The case pits Rasta Impasta versus the company Kangaroo Manufacturing. According to Rasta, they manufacture a banana costume that was copied by Kangaroo. Kangaroo not only denied the copying but argued that costumes, generally, don’t enjoy copyright protection and that the elements alleged to be infringing are not protectable by copyright. However, the lower court handed Kangaroo an injunction barring the sale of their costume and prompting this appeal.
The Third Circuit has affirmed that injunction saying that Rasta has established a likelihood that it will prevail in the case. As part of its arguments, Rasta brought in photos of some 20 banana costumes that it said were similar but were non-infringing. That argument held sway with the judges, who seemed to agree that Kangaroo copied unique and protectable elements from Rasta’s version of the costume.
Next up today, the Associated Press reports that jury has come back from the damages phase of the Dark Horse trial and has determined that Katy Perry as well as others involved in the song owe $2.78 million to musician Marcus Gray.
Gray filed the lawsuit alleging that Perry’s song Dark Horse was an infringement of his earlier Christian rap song Joyful Noise. After a lengthy trial, the jury ruled that Dark Horse was indeed an infringement of Joyful Noise and that moved the trial into the damages phase, where the exact amount owed would be determined.
To that end, Perry herself was hit with a $550,000 judgment with the bulk of the responsibility falling on Capitol Records. However, this isn’t likely the end of the case as an appeal is widely expected.
Finally today, Eriq Gardner at The Hollywood Reporter Esquire reports that the Philadelphia Phillies are in a fight over their mascot as the company that claims to have created the character has filed paperwork to reclaim their copyright in their work.
The case deals with Harrison/Erickson, the company that the Phillies approached to design and build the mascot in the 70s. However, now 40 years later, the company has filed copyright termination paperwork, which aims to reclaim control of the character now that it is over 35 years old.
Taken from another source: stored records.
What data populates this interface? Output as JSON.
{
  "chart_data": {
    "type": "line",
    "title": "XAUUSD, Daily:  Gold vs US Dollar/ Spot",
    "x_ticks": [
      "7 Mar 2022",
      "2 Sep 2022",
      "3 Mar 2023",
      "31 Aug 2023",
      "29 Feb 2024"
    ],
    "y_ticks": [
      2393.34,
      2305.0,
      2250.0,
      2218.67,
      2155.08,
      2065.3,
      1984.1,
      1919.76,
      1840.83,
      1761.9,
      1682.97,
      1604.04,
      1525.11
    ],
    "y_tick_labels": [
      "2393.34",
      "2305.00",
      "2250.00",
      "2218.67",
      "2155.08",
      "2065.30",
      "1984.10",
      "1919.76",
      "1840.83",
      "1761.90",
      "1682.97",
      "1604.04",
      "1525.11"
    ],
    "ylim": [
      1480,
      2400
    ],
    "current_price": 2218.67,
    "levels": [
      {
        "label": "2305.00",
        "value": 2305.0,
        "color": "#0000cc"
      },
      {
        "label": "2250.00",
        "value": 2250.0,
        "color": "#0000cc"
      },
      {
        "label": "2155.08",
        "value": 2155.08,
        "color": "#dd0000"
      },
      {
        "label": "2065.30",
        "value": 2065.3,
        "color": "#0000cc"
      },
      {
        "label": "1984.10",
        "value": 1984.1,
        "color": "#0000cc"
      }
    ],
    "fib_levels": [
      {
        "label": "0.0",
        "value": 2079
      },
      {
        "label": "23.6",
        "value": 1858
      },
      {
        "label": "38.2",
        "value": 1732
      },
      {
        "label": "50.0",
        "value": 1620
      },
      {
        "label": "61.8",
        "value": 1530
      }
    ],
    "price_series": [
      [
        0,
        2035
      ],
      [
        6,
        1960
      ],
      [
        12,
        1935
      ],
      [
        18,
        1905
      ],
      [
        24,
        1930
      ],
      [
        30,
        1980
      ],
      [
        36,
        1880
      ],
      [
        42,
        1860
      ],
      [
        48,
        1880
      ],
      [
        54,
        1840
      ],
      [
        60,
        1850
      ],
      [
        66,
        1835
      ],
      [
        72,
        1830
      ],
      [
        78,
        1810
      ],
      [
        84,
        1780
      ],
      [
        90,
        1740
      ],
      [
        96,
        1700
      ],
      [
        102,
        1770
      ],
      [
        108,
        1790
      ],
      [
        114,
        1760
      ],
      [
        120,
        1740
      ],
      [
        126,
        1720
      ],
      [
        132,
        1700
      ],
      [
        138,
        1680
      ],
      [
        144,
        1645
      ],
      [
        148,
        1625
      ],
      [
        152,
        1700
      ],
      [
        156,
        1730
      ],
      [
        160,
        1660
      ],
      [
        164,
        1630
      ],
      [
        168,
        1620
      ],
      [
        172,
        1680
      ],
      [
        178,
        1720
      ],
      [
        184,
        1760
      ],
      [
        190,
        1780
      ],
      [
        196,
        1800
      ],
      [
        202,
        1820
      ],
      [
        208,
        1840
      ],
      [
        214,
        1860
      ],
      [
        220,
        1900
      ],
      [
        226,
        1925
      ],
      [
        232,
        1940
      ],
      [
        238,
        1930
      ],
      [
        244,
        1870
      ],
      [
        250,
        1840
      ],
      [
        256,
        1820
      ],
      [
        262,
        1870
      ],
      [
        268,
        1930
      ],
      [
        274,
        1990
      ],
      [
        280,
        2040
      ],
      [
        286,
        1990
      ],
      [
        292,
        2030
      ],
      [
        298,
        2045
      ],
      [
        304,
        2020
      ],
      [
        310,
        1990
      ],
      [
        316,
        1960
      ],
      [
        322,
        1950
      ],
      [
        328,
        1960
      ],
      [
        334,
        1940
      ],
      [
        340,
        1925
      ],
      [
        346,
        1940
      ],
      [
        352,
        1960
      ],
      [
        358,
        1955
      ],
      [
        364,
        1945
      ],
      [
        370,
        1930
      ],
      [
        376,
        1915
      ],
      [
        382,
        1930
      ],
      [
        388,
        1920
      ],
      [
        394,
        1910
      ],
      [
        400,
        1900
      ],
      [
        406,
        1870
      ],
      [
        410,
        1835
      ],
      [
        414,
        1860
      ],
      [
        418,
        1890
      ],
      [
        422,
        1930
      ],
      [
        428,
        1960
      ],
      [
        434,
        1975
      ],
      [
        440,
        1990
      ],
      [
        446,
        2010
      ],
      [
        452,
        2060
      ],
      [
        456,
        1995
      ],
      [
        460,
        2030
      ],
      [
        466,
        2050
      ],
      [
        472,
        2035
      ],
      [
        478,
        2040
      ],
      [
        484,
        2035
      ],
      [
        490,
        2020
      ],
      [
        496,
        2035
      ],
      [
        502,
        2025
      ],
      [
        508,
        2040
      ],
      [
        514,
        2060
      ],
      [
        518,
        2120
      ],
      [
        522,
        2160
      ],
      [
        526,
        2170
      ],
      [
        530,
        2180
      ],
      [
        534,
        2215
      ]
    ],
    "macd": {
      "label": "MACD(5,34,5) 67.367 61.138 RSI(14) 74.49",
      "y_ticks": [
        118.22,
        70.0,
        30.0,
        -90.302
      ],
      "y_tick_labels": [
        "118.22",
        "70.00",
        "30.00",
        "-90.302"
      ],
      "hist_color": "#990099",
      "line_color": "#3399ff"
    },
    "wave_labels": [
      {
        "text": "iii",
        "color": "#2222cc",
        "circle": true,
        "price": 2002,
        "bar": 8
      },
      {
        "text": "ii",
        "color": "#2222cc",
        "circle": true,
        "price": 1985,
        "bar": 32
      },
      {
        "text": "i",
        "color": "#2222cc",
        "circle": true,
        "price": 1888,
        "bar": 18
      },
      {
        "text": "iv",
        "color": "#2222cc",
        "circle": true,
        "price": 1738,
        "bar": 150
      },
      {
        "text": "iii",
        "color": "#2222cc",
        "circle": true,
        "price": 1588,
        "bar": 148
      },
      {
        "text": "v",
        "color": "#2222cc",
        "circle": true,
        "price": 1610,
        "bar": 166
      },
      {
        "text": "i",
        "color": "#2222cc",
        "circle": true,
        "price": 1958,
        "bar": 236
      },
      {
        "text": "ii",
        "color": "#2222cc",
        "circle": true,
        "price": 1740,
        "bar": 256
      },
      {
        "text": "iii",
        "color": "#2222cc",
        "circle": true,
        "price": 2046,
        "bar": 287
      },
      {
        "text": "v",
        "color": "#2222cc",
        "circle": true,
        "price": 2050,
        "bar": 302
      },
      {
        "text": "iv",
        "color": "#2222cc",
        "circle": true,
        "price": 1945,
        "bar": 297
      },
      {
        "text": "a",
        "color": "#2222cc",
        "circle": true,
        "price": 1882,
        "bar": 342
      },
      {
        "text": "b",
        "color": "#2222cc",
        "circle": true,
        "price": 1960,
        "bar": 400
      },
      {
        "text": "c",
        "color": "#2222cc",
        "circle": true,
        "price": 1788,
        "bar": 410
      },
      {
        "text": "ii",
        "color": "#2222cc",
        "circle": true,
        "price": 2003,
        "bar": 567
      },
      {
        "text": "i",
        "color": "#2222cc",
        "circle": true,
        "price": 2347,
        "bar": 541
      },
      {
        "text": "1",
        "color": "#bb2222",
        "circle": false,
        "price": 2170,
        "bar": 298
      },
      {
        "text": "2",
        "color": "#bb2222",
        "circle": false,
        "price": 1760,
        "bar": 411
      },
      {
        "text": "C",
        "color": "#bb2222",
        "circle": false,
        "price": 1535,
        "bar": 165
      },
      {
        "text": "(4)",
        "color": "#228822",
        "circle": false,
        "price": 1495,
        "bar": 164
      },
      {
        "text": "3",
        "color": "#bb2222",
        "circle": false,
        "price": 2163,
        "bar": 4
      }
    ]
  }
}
However, the Phillies have hit back with a lawsuit seeking declaratory judgment that H/E does not have the right to demand such termination. To that end, the company is presenting a series of legal theories including that various license renegotiations have restarted the clock, that the company falsely obtained a copyright registration and that Phillies themselves played a role in the creation of the character and own at least part of the copyright.